Moses famously says,  "...not by bread alone does Man live, but from everything which flows from Gcd does Man live." (8:3) The entirety of that which flows from Gcd, i.e., understanding the deeper meaning of life; not just our physical existence, but the holistic view of mind, body and spirit - that is Context.

That's also why Moses commands us this week to bless Gcd for our most basic need, that of food: "And when you eat and are satisfied, you must bless the Lord your Gcd..." (8:10) For millennia, no matter how poor or how rich, Jews do not let a crust of bread pass their lips without saying thank you to Gcd, because in so doing, we provide context to the act of eating.

And the hundreds of other blessings the Jew recites every day constitute the backdrop, the context, of our spiritual life.

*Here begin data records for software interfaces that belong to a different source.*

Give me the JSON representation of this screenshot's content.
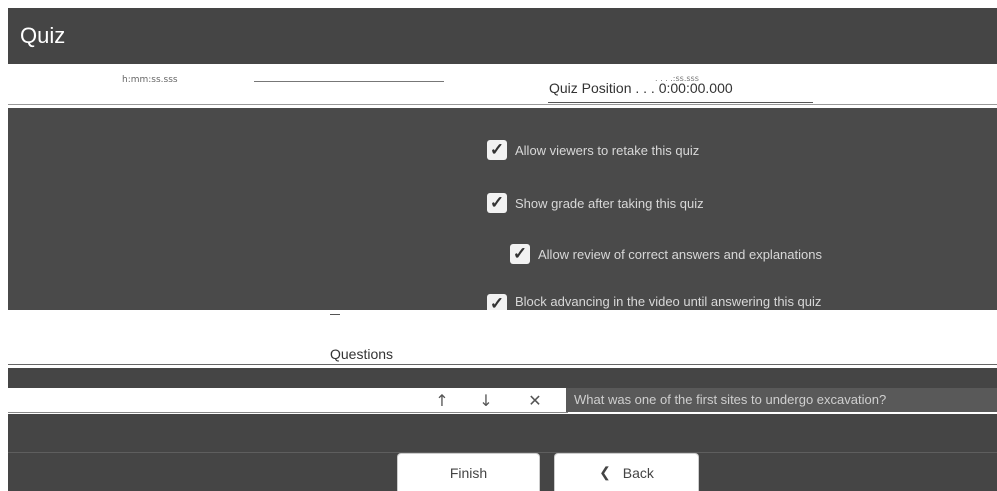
{
  "header": {
    "title": "Quiz"
  },
  "timeline": {
    "time_format": "h:mm:ss.sss",
    "time_readout": ". . . .:ss.sss",
    "quiz_position_label": "Quiz Position . . . 0:00:00.000"
  },
  "options": [
    {
      "label": "Allow viewers to retake this quiz",
      "checked": true
    },
    {
      "label": "Show grade after taking this quiz",
      "checked": true
    },
    {
      "label": "Allow review of correct answers and explanations",
      "checked": true
    },
    {
      "label": "Block advancing in the video until answering this quiz",
      "checked": true
    }
  ],
  "questions": {
    "section_label": "Questions",
    "items": [
      {
        "text": "What was one of the first sites to undergo excavation?"
      }
    ]
  },
  "icons": {
    "check": "check-icon",
    "up": "arrow-up-icon",
    "down": "arrow-down-icon",
    "delete": "close-icon",
    "back": "chevron-left-icon"
  },
  "footer": {
    "finish_label": "Finish",
    "back_label": "Back"
  },
  "colors": {
    "titlebar": "#454545",
    "panel": "#4a4a4a",
    "question_field": "#595959"
  }
}
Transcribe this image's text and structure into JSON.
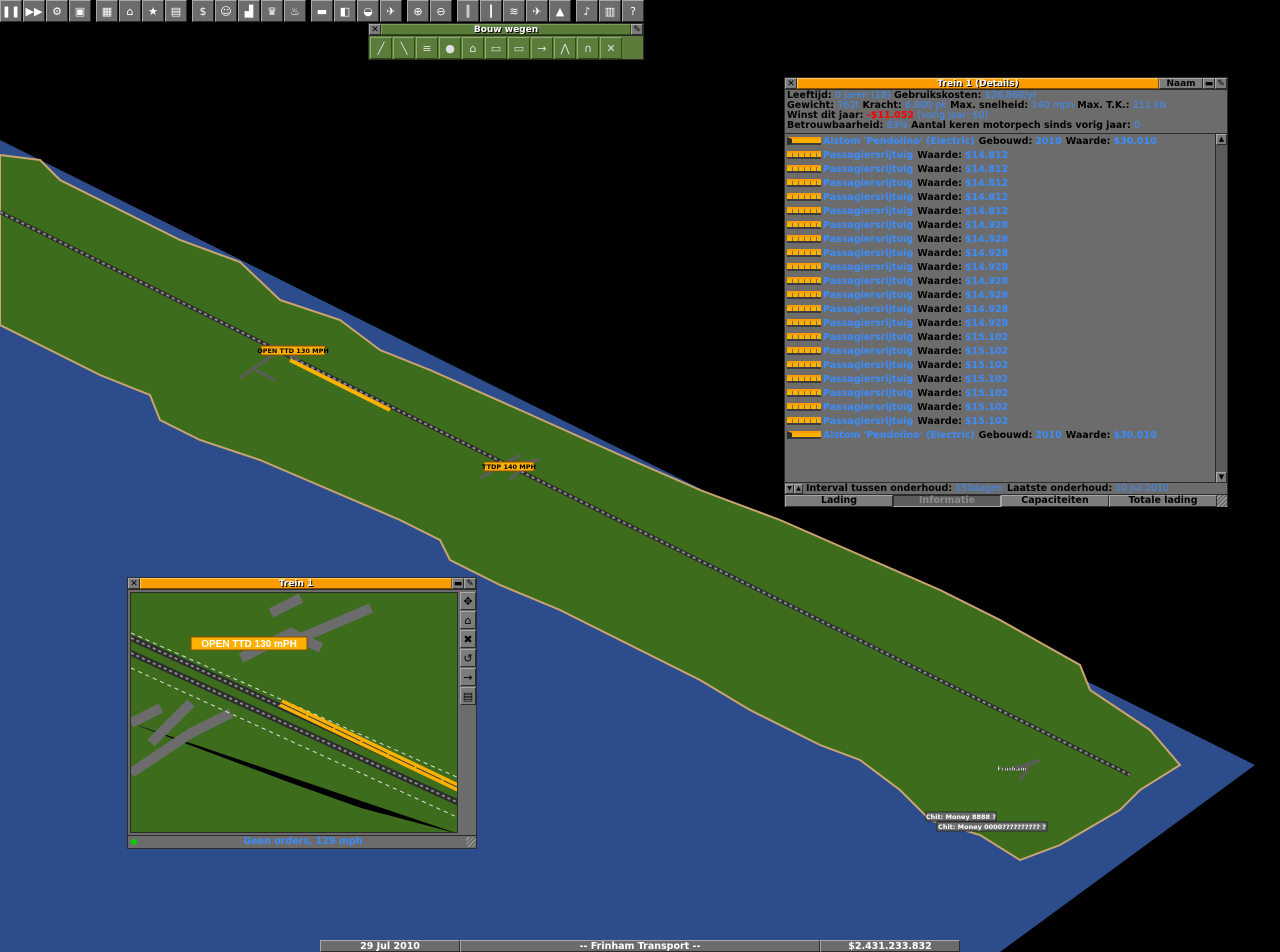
{
  "toolbar": {
    "buttons": [
      {
        "icon": "pause-icon",
        "glyph": "❚❚"
      },
      {
        "icon": "fast-forward-icon",
        "glyph": "▶▶"
      },
      {
        "icon": "options-gear-icon",
        "glyph": "⚙"
      },
      {
        "icon": "save-disk-icon",
        "glyph": "▣"
      },
      {
        "gap": true
      },
      {
        "icon": "minimap-icon",
        "glyph": "▦"
      },
      {
        "icon": "town-directory-icon",
        "glyph": "⌂"
      },
      {
        "icon": "subsidies-icon",
        "glyph": "★"
      },
      {
        "icon": "stations-list-icon",
        "glyph": "▤"
      },
      {
        "gap": true
      },
      {
        "icon": "finances-icon",
        "glyph": "$"
      },
      {
        "icon": "company-icon",
        "glyph": "☺"
      },
      {
        "icon": "graphs-icon",
        "glyph": "▟"
      },
      {
        "icon": "league-trophy-icon",
        "glyph": "♛"
      },
      {
        "icon": "industry-icon",
        "glyph": "♨"
      },
      {
        "gap": true
      },
      {
        "icon": "trains-list-icon",
        "glyph": "▬"
      },
      {
        "icon": "road-vehicles-icon",
        "glyph": "◧"
      },
      {
        "icon": "ships-icon",
        "glyph": "◒"
      },
      {
        "icon": "aircraft-icon",
        "glyph": "✈"
      },
      {
        "gap": true
      },
      {
        "icon": "zoom-in-icon",
        "glyph": "⊕"
      },
      {
        "icon": "zoom-out-icon",
        "glyph": "⊖"
      },
      {
        "gap": true
      },
      {
        "icon": "build-rail-icon",
        "glyph": "║"
      },
      {
        "icon": "build-road-icon",
        "glyph": "┃"
      },
      {
        "icon": "build-water-icon",
        "glyph": "≋"
      },
      {
        "icon": "build-airport-icon",
        "glyph": "✈"
      },
      {
        "icon": "landscaping-icon",
        "glyph": "▲"
      },
      {
        "gap": true
      },
      {
        "icon": "music-sound-icon",
        "glyph": "♪"
      },
      {
        "icon": "news-messages-icon",
        "glyph": "▥"
      },
      {
        "icon": "help-icon",
        "glyph": "?"
      }
    ]
  },
  "road_toolbar": {
    "title": "Bouw wegen",
    "tools": [
      {
        "icon": "road-x-icon",
        "glyph": "╱"
      },
      {
        "icon": "road-y-icon",
        "glyph": "╲"
      },
      {
        "icon": "auto-road-icon",
        "glyph": "≡"
      },
      {
        "icon": "demolish-bomb-icon",
        "glyph": "●"
      },
      {
        "icon": "road-depot-icon",
        "glyph": "⌂"
      },
      {
        "icon": "bus-station-icon",
        "glyph": "▭"
      },
      {
        "icon": "truck-station-icon",
        "glyph": "▭"
      },
      {
        "icon": "one-way-icon",
        "glyph": "→"
      },
      {
        "icon": "road-bridge-icon",
        "glyph": "⋀"
      },
      {
        "icon": "road-tunnel-icon",
        "glyph": "∩"
      },
      {
        "icon": "remove-road-icon",
        "glyph": "✕"
      }
    ]
  },
  "details": {
    "title": "Trein 1 (Details)",
    "naam_button": "Naam",
    "line1": {
      "age_label": "Leeftijd:",
      "age_value": "0 jaren (18)",
      "cost_label": "Gebruikskosten:",
      "cost_value": "$26.860/yr"
    },
    "line2": {
      "weight_label": "Gewicht:",
      "weight_value": "762t",
      "power_label": "Kracht:",
      "power_value": "6.800 pk",
      "speed_label": "Max. snelheid:",
      "speed_value": "140 mph",
      "te_label": "Max. T.K.:",
      "te_value": "211 kN"
    },
    "line3": {
      "profit_label": "Winst dit jaar:",
      "profit_value": "-$11.052",
      "last_year": "(vorig jaar: $0)"
    },
    "line4": {
      "rel_label": "Betrouwbaarheid:",
      "rel_value": "89%",
      "break_label": "Aantal keren motorpech sinds vorig jaar:",
      "break_value": "0"
    },
    "vehicles": [
      {
        "name": "Alstom 'Pendolino' (Electric)",
        "built_label": "Gebouwd:",
        "built": "2010",
        "value_label": "Waarde:",
        "value": "$30.010",
        "loco": true
      },
      {
        "name": "Passagiersrijtuig",
        "value_label": "Waarde:",
        "value": "$14.812"
      },
      {
        "name": "Passagiersrijtuig",
        "value_label": "Waarde:",
        "value": "$14.812"
      },
      {
        "name": "Passagiersrijtuig",
        "value_label": "Waarde:",
        "value": "$14.812"
      },
      {
        "name": "Passagiersrijtuig",
        "value_label": "Waarde:",
        "value": "$14.812"
      },
      {
        "name": "Passagiersrijtuig",
        "value_label": "Waarde:",
        "value": "$14.812"
      },
      {
        "name": "Passagiersrijtuig",
        "value_label": "Waarde:",
        "value": "$14.928"
      },
      {
        "name": "Passagiersrijtuig",
        "value_label": "Waarde:",
        "value": "$14.928"
      },
      {
        "name": "Passagiersrijtuig",
        "value_label": "Waarde:",
        "value": "$14.928"
      },
      {
        "name": "Passagiersrijtuig",
        "value_label": "Waarde:",
        "value": "$14.928"
      },
      {
        "name": "Passagiersrijtuig",
        "value_label": "Waarde:",
        "value": "$14.928"
      },
      {
        "name": "Passagiersrijtuig",
        "value_label": "Waarde:",
        "value": "$14.928"
      },
      {
        "name": "Passagiersrijtuig",
        "value_label": "Waarde:",
        "value": "$14.928"
      },
      {
        "name": "Passagiersrijtuig",
        "value_label": "Waarde:",
        "value": "$14.928"
      },
      {
        "name": "Passagiersrijtuig",
        "value_label": "Waarde:",
        "value": "$15.102"
      },
      {
        "name": "Passagiersrijtuig",
        "value_label": "Waarde:",
        "value": "$15.102"
      },
      {
        "name": "Passagiersrijtuig",
        "value_label": "Waarde:",
        "value": "$15.102"
      },
      {
        "name": "Passagiersrijtuig",
        "value_label": "Waarde:",
        "value": "$15.102"
      },
      {
        "name": "Passagiersrijtuig",
        "value_label": "Waarde:",
        "value": "$15.102"
      },
      {
        "name": "Passagiersrijtuig",
        "value_label": "Waarde:",
        "value": "$15.102"
      },
      {
        "name": "Passagiersrijtuig",
        "value_label": "Waarde:",
        "value": "$15.102"
      },
      {
        "name": "Alstom 'Pendolino' (Electric)",
        "built_label": "Gebouwd:",
        "built": "2010",
        "value_label": "Waarde:",
        "value": "$30.010",
        "loco": true
      }
    ],
    "service": {
      "interval_label": "Interval tussen onderhoud:",
      "interval_value": "150dagen",
      "last_label": "Laatste onderhoud:",
      "last_value": "10 Jul 2010"
    },
    "tabs": [
      "Lading",
      "Informatie",
      "Capaciteiten",
      "Totale lading"
    ],
    "active_tab": 1
  },
  "train_window": {
    "title": "Trein 1",
    "viewport_sign": "OPEN TTD 130 mPH",
    "status": "Geen orders, 129 mph",
    "side_buttons": [
      {
        "icon": "center-view-icon",
        "glyph": "✥"
      },
      {
        "icon": "send-to-depot-icon",
        "glyph": "⌂"
      },
      {
        "icon": "ignore-signal-icon",
        "glyph": "✖"
      },
      {
        "icon": "turn-around-icon",
        "glyph": "↺"
      },
      {
        "icon": "orders-icon",
        "glyph": "→"
      },
      {
        "icon": "details-icon",
        "glyph": "▤"
      }
    ]
  },
  "map": {
    "sign_1": "OPEN TTD 130 MPH",
    "sign_2": "TTDP 140 MPH",
    "town": "Frinham",
    "cheat_1": "Chit: Money 8888 ?",
    "cheat_2": "Chit: Money 0000?????????? ?"
  },
  "statusbar": {
    "date": "29 Jul 2010",
    "company": "-- Frinham Transport --",
    "money": "$2.431.233.832"
  },
  "colors": {
    "sea": "#2c4c8c",
    "grass": "#3c6c1c",
    "window_grey": "#6c6c6c",
    "title_orange": "#f89c00",
    "value_blue": "#3c8cfc",
    "negative_red": "#fc0000"
  }
}
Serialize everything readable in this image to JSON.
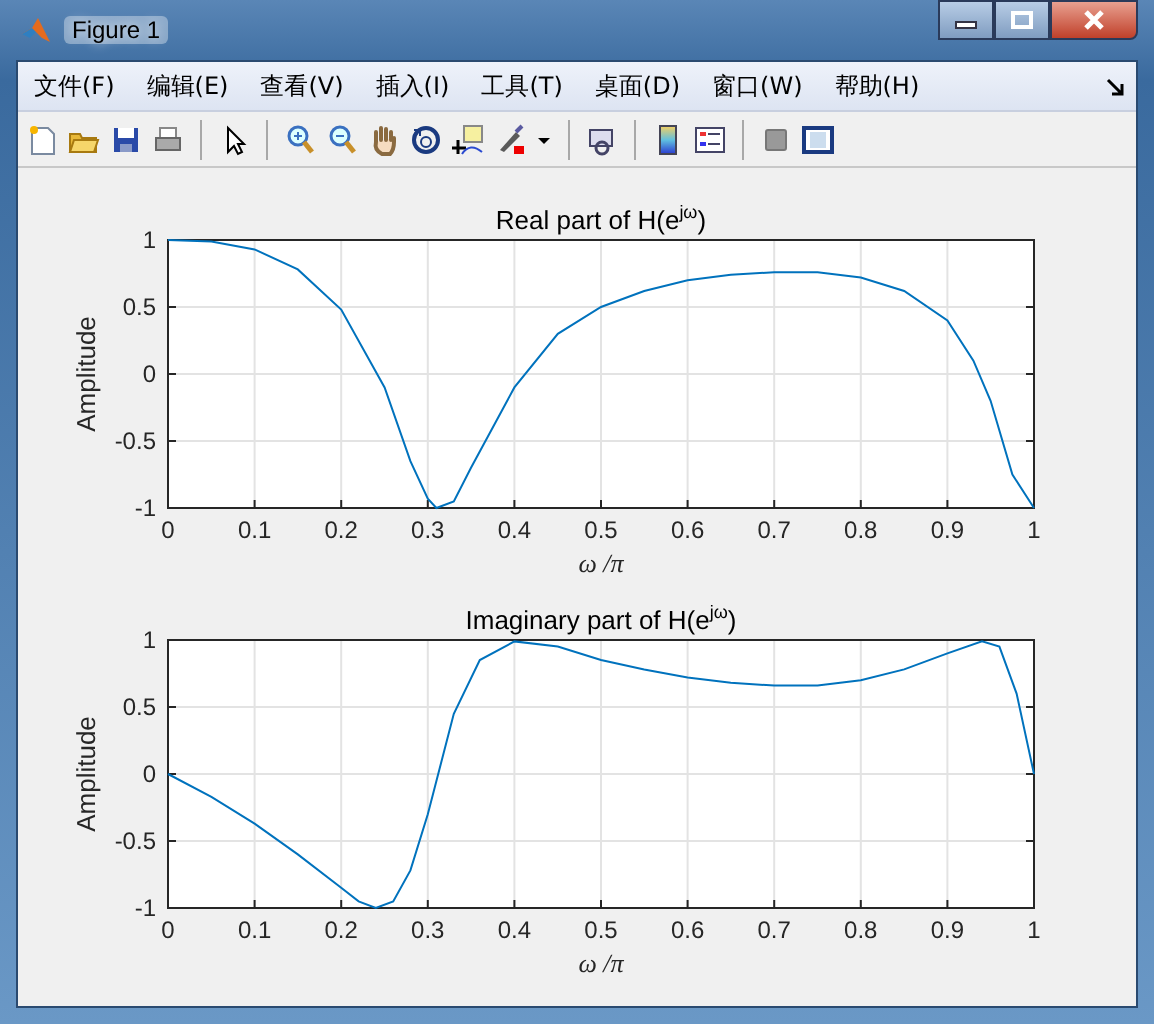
{
  "window": {
    "title": "Figure 1"
  },
  "menu": [
    {
      "label": "文件(F)"
    },
    {
      "label": "编辑(E)"
    },
    {
      "label": "查看(V)"
    },
    {
      "label": "插入(I)"
    },
    {
      "label": "工具(T)"
    },
    {
      "label": "桌面(D)"
    },
    {
      "label": "窗口(W)"
    },
    {
      "label": "帮助(H)"
    }
  ],
  "plots": [
    {
      "chart_data": {
        "type": "line",
        "title": "Real part of H(e$^{jω}$)",
        "xlabel": "ω /π",
        "ylabel": "Amplitude",
        "x": [
          0,
          0.05,
          0.1,
          0.15,
          0.2,
          0.25,
          0.28,
          0.3,
          0.31,
          0.33,
          0.35,
          0.4,
          0.45,
          0.5,
          0.55,
          0.6,
          0.65,
          0.7,
          0.75,
          0.8,
          0.85,
          0.9,
          0.93,
          0.95,
          0.975,
          1
        ],
        "series": [
          {
            "color": "#0072bd",
            "values": [
              1,
              0.99,
              0.93,
              0.78,
              0.48,
              -0.1,
              -0.65,
              -0.93,
              -1,
              -0.95,
              -0.7,
              -0.1,
              0.3,
              0.5,
              0.62,
              0.7,
              0.74,
              0.76,
              0.76,
              0.72,
              0.62,
              0.4,
              0.1,
              -0.2,
              -0.75,
              -1
            ]
          }
        ],
        "xlim": [
          0,
          1
        ],
        "ylim": [
          -1,
          1
        ],
        "xticks": [
          0,
          0.1,
          0.2,
          0.3,
          0.4,
          0.5,
          0.6,
          0.7,
          0.8,
          0.9,
          1
        ],
        "yticks": [
          -1,
          -0.5,
          0,
          0.5,
          1
        ],
        "grid": true
      }
    },
    {
      "chart_data": {
        "type": "line",
        "title": "Imaginary part of H(e$^{jω}$)",
        "xlabel": "ω /π",
        "ylabel": "Amplitude",
        "x": [
          0,
          0.05,
          0.1,
          0.15,
          0.2,
          0.22,
          0.24,
          0.26,
          0.28,
          0.3,
          0.33,
          0.36,
          0.4,
          0.45,
          0.5,
          0.55,
          0.6,
          0.65,
          0.7,
          0.75,
          0.8,
          0.85,
          0.9,
          0.94,
          0.96,
          0.98,
          1
        ],
        "series": [
          {
            "color": "#0072bd",
            "values": [
              0,
              -0.17,
              -0.37,
              -0.6,
              -0.85,
              -0.95,
              -1,
              -0.95,
              -0.72,
              -0.3,
              0.45,
              0.85,
              0.99,
              0.95,
              0.85,
              0.78,
              0.72,
              0.68,
              0.66,
              0.66,
              0.7,
              0.78,
              0.9,
              0.99,
              0.95,
              0.6,
              0
            ]
          }
        ],
        "xlim": [
          0,
          1
        ],
        "ylim": [
          -1,
          1
        ],
        "xticks": [
          0,
          0.1,
          0.2,
          0.3,
          0.4,
          0.5,
          0.6,
          0.7,
          0.8,
          0.9,
          1
        ],
        "yticks": [
          -1,
          -0.5,
          0,
          0.5,
          1
        ],
        "grid": true
      }
    }
  ]
}
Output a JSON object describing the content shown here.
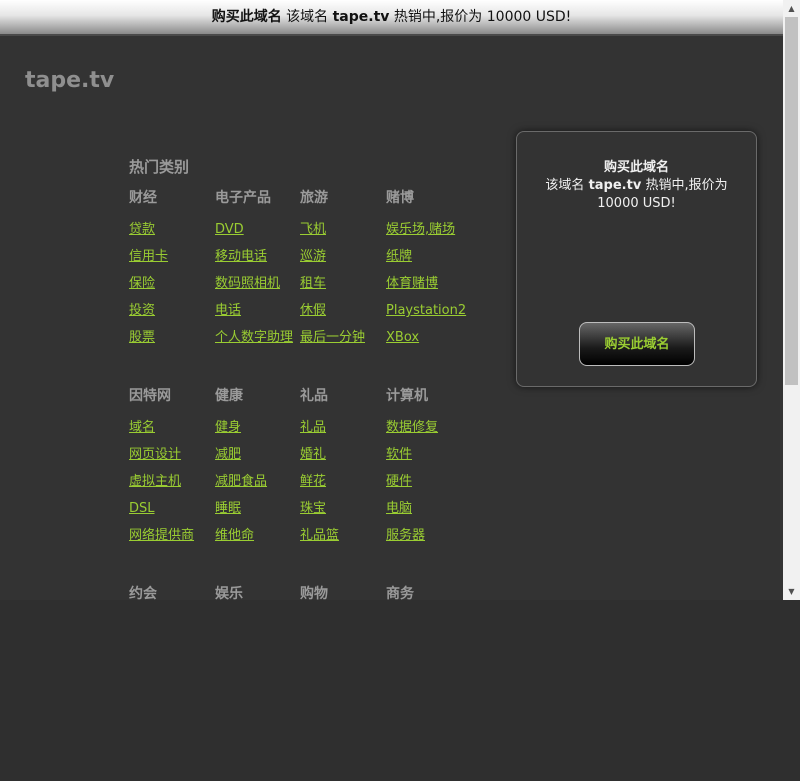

Moses was the greatest prophet that ever lived, and yet even he could not foresee every future problem the Jewish People would encounter on our long and difficult path back home. So he gave us a set of tools, adaptable to every culture and situation; a moral sextant to guide us through the inky night of the diaspora.

As parents, we must absolutely teach our children how to properly perform the Mitzvot. But we must also provide them with Context, a cogent worldview that explains why the Mitzvot matter. When you raise a child in the Context of Torah; that is, when you raise a child who can't wait for Shabbat to arrive; when you raise a child who wants to pray every day; when you raise a child who respects her parents out of love and not out of fear; when you raise a child who willingly separates a portion of her allowance to those less fortunate without being told; when you raise that kind of kid, you don't have to worry about teenage drunkenness, accidental pregnancies, assimilation and intermarriage. 

In the age of the 24/7 cable news cycle, we are deluged by thousands of data points every day. The News outrages, shocks, titillates, entertains - for a moment, anyway, before we are distracted by the next disaster or wardrobe malfunction or Kardashian break up.

In the absence of context, the news itself become little more than a carnival freak show, itself a distraction from the most urgent issues of our time.

But with the Perspective of Torah, wise conclusions can be reached. In fact, with the proper perspective, Torah might even be found in the lyrics to a 400 year old madrigal. (wink)

Shabbat Shalom.

PS: To read an earlier Blog Post on this Parasha click HERE.

PPS: Anyone in the Lehigh Valley is cordially invited to my Tuesday parasha classes. There is of course no charge, and people from many different walks of life participate. Please contact me for times and places.